PARIS (Reuters) - French luxury group LVMH is trying to push out smaller rivals from plush Place Vendome in Paris after buying one of its highest-profile buildings, illustrating the intensifying battle for Europe's prime retail locations.
Cash-rich groups such as LVMH, Richemont and Hermes have been stepping up property investment in key fashion capitals, buying entire buildings to lock in premium sites for which prices and rents are rising fast.
LVMH, owner of jewellers Fred and Chaumet and fashion label Louis Vuitton, had 3.2 billion euros (2.68 billion pounds) of cash on its balance sheet at the end of last year and Cartier owner Richemont had 2.4 billion euros of disposable cash at March 31.
In the face of that kind of firepower, prime window space in the likes of Paris, London and Milan could be pushed beyond the means of smaller brands such as Buccellati, the family-run Italian jeweller favoured by aristocrats and Hollywood stars.
Buccellati says it has been asked by LVMH to vacate No.4 Place Vendome by the end of June, three years before the end of its lease.
"This is our most important shop window," said Buccellati Chief Executive Thierry Andretta, adding that it had been renting the building, one of the most visible on the elegant 18th-century square, since 1979.
"We will fight to stay," he said, adding that lawyers had been retained.
LVMH acquired the building for more than 200 million euros in 2011, based on market estimates, and says it is exercising its right to give notice if it is to refurbish the property. "LVMH has until May to ask for a construction permit," a company spokeswoman said.
The group has already removed a small fashion boutique and antique jewellery shop from the building in the past year and has also asked Italian jeweller Damiani to leave when its lease runs out in 2016.
"LVMH is asking us to leave, but we would like to stay as this shop is very strategic for us in terms of image and sales," said Mario Gilardini, Damiani's head of worldwide sales.
Damiani, Buccellati, Richard Mille and other tenants have already lost a degree of brand visibility on Place Vendome, their signage eclipsed by the huge advertisement for J'adore perfume - made by LVMH's Dior - now emblazoned across the building's scaffolding.
It is difficult to quantify returns on such properties because the investments are also aimed at preserving and nurturing a luxury brand's image, but they make an undeniably significant contribution to overall sales.
LVMH does not release figures for individual outlets, but Exane BNP Paribas analyst Luca Solca estimates that its Louis Vuitton store on the Champs Elysees has sales in line with a hypermarket, at 250-300 million euros a year, while other analysts say it could contribute 13-15 percent of the brand's total sales in France.
But sales are only part of the equation.

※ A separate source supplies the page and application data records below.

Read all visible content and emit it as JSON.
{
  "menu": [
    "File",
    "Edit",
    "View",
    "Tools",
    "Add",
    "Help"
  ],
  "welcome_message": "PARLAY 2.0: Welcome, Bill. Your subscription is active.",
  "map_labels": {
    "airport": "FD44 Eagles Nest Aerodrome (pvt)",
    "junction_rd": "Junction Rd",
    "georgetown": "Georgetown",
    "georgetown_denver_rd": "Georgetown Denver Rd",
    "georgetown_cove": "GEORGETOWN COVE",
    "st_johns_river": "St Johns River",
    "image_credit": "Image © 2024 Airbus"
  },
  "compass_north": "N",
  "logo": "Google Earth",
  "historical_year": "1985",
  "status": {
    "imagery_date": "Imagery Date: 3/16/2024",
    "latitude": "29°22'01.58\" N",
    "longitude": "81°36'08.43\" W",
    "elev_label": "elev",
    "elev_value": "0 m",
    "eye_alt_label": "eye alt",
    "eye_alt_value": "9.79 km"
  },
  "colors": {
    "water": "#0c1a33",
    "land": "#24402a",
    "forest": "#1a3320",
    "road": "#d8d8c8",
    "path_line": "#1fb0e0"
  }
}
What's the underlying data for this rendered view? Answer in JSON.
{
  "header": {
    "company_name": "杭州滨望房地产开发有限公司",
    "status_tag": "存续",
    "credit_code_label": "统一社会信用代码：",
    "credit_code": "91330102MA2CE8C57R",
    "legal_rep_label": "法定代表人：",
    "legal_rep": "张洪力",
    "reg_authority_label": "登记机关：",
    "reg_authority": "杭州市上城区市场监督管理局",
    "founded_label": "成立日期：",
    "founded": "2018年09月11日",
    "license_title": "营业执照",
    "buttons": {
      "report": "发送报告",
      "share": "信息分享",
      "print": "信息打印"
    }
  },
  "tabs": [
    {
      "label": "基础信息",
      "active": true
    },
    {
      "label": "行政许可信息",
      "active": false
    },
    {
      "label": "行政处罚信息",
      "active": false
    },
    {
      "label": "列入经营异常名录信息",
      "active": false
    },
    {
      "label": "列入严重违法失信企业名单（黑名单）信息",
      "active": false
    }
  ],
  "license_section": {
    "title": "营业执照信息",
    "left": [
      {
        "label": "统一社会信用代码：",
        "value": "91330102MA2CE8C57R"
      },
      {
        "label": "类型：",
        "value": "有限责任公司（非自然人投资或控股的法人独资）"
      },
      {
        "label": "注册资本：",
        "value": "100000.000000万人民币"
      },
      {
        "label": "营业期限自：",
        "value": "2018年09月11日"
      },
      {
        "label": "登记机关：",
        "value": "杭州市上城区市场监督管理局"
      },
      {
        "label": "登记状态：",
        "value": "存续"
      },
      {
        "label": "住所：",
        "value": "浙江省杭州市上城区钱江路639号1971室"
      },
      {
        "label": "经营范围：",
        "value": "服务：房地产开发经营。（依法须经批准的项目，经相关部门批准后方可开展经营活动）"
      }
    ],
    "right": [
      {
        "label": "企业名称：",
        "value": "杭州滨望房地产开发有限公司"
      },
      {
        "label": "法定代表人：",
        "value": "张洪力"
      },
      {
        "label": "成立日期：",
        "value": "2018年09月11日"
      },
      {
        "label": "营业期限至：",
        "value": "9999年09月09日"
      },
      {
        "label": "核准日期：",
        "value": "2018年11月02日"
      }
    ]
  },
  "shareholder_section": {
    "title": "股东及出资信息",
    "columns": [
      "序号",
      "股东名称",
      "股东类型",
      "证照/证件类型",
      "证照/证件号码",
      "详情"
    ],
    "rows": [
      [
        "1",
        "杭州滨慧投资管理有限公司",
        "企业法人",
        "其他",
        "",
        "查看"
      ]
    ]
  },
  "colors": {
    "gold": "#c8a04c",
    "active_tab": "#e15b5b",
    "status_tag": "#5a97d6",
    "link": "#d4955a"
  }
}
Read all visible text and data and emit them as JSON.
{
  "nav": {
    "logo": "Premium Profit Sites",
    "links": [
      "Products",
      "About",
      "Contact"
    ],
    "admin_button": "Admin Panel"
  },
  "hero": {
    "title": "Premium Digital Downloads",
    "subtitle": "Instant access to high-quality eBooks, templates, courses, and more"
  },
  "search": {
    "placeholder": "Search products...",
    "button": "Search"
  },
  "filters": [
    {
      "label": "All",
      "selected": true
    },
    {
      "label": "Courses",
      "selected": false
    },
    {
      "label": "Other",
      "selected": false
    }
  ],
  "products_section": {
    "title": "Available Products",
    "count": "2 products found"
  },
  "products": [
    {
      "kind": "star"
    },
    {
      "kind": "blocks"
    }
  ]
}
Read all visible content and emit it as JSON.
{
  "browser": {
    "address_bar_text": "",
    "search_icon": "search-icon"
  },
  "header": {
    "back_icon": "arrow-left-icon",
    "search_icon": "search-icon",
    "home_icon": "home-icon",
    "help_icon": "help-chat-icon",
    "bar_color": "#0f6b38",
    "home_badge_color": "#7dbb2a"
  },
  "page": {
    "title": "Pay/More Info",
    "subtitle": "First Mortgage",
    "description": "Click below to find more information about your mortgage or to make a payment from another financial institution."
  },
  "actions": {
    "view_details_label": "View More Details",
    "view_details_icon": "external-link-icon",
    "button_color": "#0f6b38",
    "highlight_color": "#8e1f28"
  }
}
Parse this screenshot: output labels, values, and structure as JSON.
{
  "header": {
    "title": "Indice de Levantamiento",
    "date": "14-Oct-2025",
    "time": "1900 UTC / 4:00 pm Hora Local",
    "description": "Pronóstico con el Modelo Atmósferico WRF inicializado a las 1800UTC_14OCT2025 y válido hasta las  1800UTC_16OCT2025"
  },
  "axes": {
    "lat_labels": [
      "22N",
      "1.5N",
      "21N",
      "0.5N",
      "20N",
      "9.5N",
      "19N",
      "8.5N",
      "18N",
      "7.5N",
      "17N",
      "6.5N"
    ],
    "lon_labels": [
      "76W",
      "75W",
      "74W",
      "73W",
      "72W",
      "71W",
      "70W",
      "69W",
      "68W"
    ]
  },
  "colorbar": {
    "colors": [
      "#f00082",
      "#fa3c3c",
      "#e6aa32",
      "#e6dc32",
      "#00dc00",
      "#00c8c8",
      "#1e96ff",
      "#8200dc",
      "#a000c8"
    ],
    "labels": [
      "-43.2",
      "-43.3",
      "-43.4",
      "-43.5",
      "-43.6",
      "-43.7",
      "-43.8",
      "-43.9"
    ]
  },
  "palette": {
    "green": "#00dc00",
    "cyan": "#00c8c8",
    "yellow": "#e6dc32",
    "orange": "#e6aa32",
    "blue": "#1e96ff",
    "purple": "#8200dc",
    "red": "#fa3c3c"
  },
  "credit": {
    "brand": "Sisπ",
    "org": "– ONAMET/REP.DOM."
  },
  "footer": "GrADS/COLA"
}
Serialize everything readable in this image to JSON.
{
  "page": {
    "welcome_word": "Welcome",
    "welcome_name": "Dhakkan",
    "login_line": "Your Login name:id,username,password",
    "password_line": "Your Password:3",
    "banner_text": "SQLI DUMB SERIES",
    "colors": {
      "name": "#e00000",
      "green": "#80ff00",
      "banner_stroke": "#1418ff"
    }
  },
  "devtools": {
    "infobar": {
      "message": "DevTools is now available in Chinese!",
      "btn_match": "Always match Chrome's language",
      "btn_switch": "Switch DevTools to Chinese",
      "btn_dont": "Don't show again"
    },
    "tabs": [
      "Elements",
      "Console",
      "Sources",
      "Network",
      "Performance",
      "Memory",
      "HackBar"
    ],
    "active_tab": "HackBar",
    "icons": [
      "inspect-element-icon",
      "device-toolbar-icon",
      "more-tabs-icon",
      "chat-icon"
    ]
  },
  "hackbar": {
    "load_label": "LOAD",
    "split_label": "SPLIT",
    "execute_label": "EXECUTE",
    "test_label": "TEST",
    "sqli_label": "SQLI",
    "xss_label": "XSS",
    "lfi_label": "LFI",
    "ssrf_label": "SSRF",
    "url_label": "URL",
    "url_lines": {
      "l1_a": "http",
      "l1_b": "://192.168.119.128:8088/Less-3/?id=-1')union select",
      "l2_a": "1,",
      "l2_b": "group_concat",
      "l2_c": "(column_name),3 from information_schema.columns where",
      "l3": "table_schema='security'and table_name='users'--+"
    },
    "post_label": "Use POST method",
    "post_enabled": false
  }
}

Real estate experts say that average rental values in the likes of Place Vendome in Paris, Bond Street and Knightsbridge in London and Via Montenapoleone in Milan have doubled in five years to between 12,000 and 15,000 euros per square metre.
"Considering how much cash big luxury groups have on their balance sheet and interest rates being so low, it makes sense for them to buy key locations in established markets when specific opportunities arise," said Bernstein luxury goods analyst Mario Ortelli.
LVMH, which also spent about 300 million pounds ($499 million) in 2012 to buy several properties in London's New Bond Street, is by no means the only big luxury group on the lookout for property deals. Richemont spent $380 million in 2012 to buy the St Regis hotel on New York's Fifth Avenue.
Both Richemont and LVMH have created specialist business units to make high street acquisitions. LVMH declined to comment on its real-estate strategy, but a Richemont spokesman said that the Swiss group does not intend to ask the New York property's existing tenants to leave.
Hermes, meanwhile, bought its Beverly Hills store for $75 million last year, having beaten Chanel to a 75 million pound deal for the New Bond Street store of British jeweller Asprey in 2009.
Even Prada, which mostly leases its property, is getting in on the act, buying several buildings on Old Bond Street for more than 130 million pounds last year.
The smaller players are also in danger of being squeezed out of the leasehold market for prime window space. Prada recently fought off competition for stores in Geneva, Zurich and Milan by offering advance cash payments of 20 million euros or more, according to a real estate adviser with first-hand knowledge of the matter.
"Prada is confusing the market with its big cheques," the adviser told Reuters.
Such muscle-flexing has leaves smaller luxury brands struggling to secure suitably prestigious premises.
Longchamp, one of the fastest-growing French handbag makers, acknowledges that finding good locations has become a challenge.
"Demand has become increasingly concentrated in certain key areas, which means that opportunities are rare. And when they become available, they go to the highest bidder," Chief Executive Jean Cassegrain said.
The big question for all involved is whether the bull market for prime retail locations could overheat.
"There are signs of a bubble right now in the European market," said Marc-Christian Riebe, chief executive of retail property consultant The Location Group.
"If the Chinese stopped buying watches and jewellery in Paris and Lucerne, I think jewellers and watchmakers would have to renegotiate their lease contracts."